***** EXTRACTED MATERIAL

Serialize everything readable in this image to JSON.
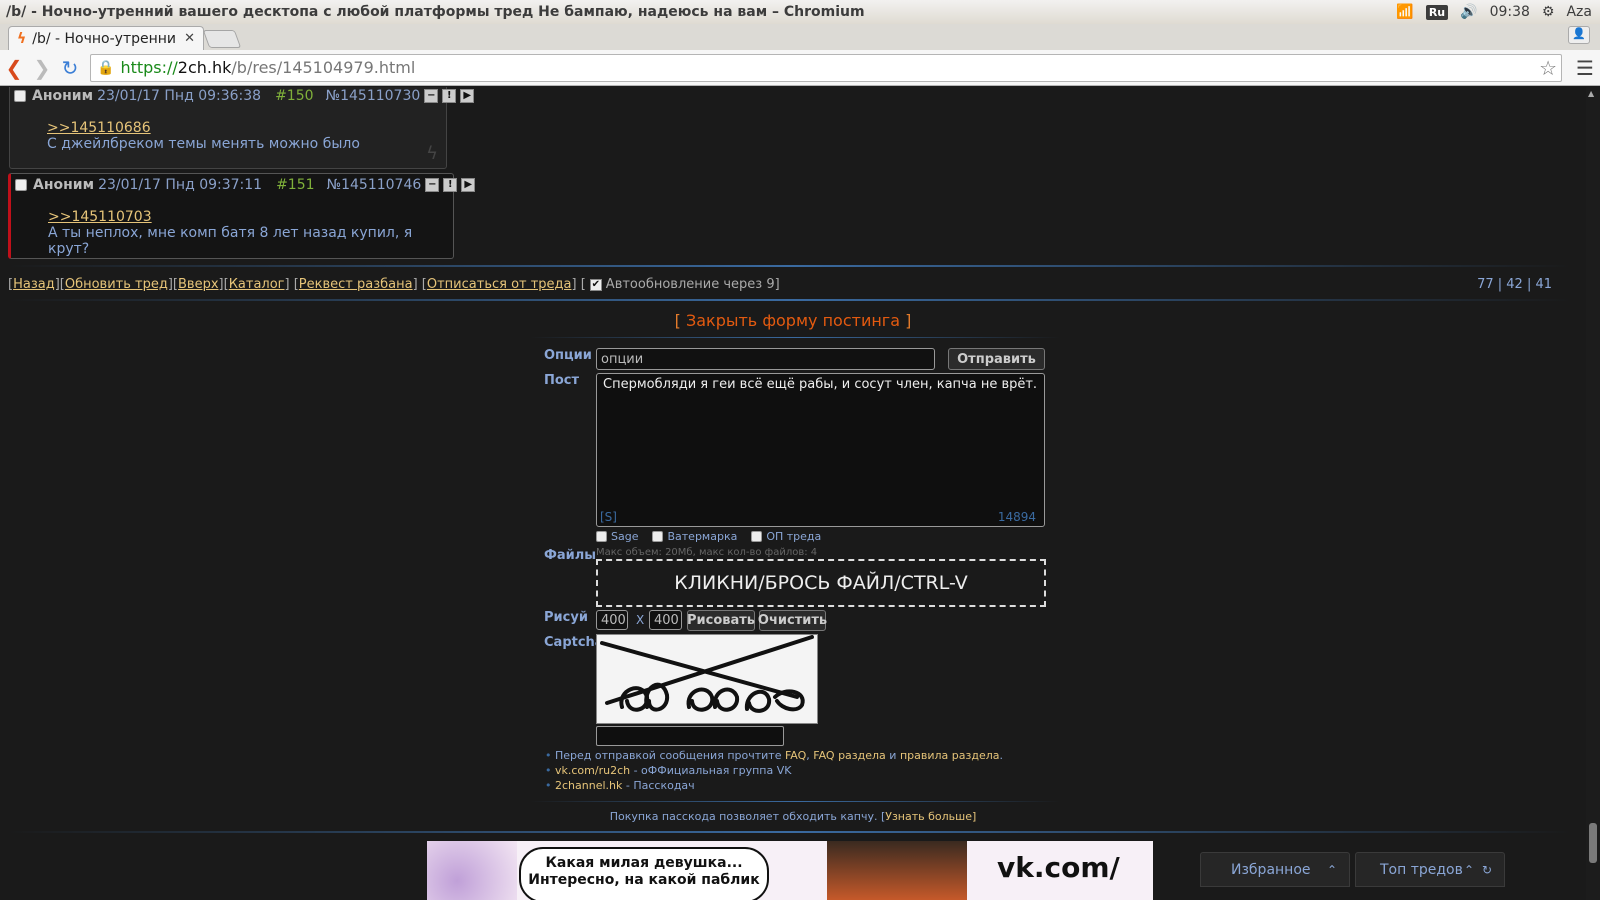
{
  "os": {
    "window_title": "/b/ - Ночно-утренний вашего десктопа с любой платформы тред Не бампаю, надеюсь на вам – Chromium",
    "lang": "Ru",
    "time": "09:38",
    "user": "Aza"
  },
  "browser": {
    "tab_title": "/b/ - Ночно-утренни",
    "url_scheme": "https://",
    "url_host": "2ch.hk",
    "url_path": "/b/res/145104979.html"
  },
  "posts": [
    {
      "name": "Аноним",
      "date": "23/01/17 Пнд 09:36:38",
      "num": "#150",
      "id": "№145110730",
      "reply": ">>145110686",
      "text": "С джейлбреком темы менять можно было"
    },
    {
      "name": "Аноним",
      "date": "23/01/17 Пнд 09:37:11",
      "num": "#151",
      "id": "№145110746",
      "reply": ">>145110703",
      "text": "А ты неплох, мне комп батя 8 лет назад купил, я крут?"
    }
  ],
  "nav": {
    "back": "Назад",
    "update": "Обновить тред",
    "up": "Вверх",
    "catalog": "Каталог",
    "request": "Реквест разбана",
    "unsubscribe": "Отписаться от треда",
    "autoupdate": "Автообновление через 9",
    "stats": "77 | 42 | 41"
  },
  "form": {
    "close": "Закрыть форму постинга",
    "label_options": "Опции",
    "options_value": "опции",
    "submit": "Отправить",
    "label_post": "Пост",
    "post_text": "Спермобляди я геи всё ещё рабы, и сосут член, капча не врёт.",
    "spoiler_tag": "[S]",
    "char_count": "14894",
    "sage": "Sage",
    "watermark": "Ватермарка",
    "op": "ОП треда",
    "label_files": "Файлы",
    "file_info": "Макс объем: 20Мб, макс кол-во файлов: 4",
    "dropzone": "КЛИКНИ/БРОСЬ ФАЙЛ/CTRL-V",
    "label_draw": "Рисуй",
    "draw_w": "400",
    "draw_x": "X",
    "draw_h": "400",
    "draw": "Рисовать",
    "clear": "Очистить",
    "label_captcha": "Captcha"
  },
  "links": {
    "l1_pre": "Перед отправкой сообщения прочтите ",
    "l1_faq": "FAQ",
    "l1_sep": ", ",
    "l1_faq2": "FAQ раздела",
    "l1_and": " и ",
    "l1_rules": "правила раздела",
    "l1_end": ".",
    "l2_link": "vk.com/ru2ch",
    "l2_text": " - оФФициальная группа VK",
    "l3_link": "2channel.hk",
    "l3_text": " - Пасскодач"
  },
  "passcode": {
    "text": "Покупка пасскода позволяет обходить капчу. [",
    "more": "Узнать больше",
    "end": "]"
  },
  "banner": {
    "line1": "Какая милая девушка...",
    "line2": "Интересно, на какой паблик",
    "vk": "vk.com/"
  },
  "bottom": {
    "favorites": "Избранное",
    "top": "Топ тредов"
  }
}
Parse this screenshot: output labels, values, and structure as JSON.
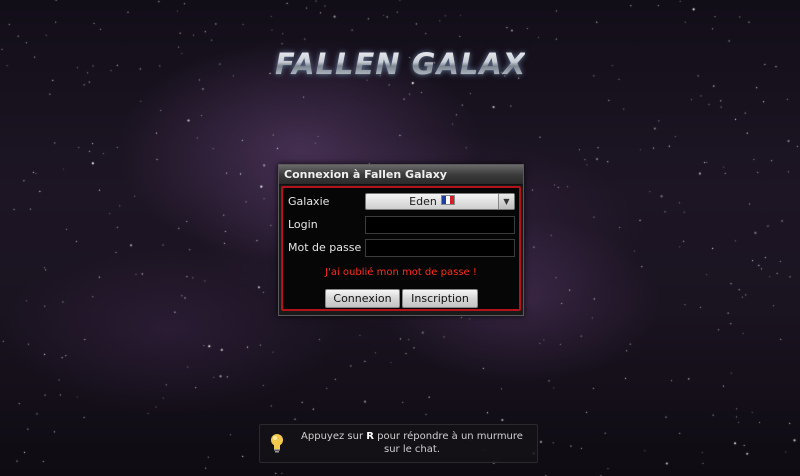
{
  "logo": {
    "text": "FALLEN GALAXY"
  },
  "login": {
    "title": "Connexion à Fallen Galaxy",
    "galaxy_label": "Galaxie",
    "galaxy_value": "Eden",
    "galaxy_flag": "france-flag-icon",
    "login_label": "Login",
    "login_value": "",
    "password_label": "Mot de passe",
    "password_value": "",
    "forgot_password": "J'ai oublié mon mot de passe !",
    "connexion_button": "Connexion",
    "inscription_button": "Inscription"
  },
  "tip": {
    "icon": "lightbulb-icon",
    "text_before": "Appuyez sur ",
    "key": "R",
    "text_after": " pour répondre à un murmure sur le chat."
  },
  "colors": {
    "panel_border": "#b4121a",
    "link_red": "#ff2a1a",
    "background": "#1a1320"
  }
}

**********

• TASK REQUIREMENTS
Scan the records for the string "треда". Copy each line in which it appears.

• OUTPUT FOR THIS EXERCISE
    "unsubscribe": "Отписаться от треда",
    "op": "ОП треда",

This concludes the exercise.